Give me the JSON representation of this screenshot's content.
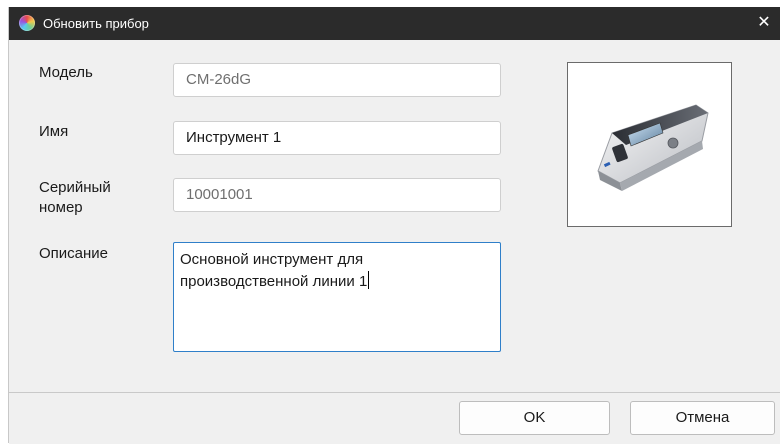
{
  "window": {
    "title": "Обновить прибор",
    "icon": "color-wheel-icon",
    "close_glyph": "✕"
  },
  "form": {
    "model": {
      "label": "Модель",
      "value": "CM-26dG"
    },
    "name": {
      "label": "Имя",
      "value": "Инструмент 1"
    },
    "serial": {
      "label_line1": "Серийный",
      "label_line2": "номер",
      "value": "10001001"
    },
    "description": {
      "label": "Описание",
      "line1": "Основной инструмент для",
      "line2": "производственной линии 1"
    }
  },
  "device_image": {
    "icon": "spectrophotometer-device-icon"
  },
  "buttons": {
    "ok": "OK",
    "cancel": "Отмена"
  }
}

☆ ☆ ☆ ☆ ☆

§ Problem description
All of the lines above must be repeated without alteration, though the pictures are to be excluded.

§ Task answer
Give me the JSON representation of this screenshot's content.
{
  "window": {
    "title": "Обновить прибор",
    "icon": "color-wheel-icon",
    "close_glyph": "✕"
  },
  "form": {
    "model": {
      "label": "Модель",
      "value": "CM-26dG"
    },
    "name": {
      "label": "Имя",
      "value": "Инструмент 1"
    },
    "serial": {
      "label_line1": "Серийный",
      "label_line2": "номер",
      "value": "10001001"
    },
    "description": {
      "label": "Описание",
      "line1": "Основной инструмент для",
      "line2": "производственной линии 1"
    }
  },
  "device_image": {
    "icon": "spectrophotometer-device-icon"
  },
  "buttons": {
    "ok": "OK",
    "cancel": "Отмена"
  }
}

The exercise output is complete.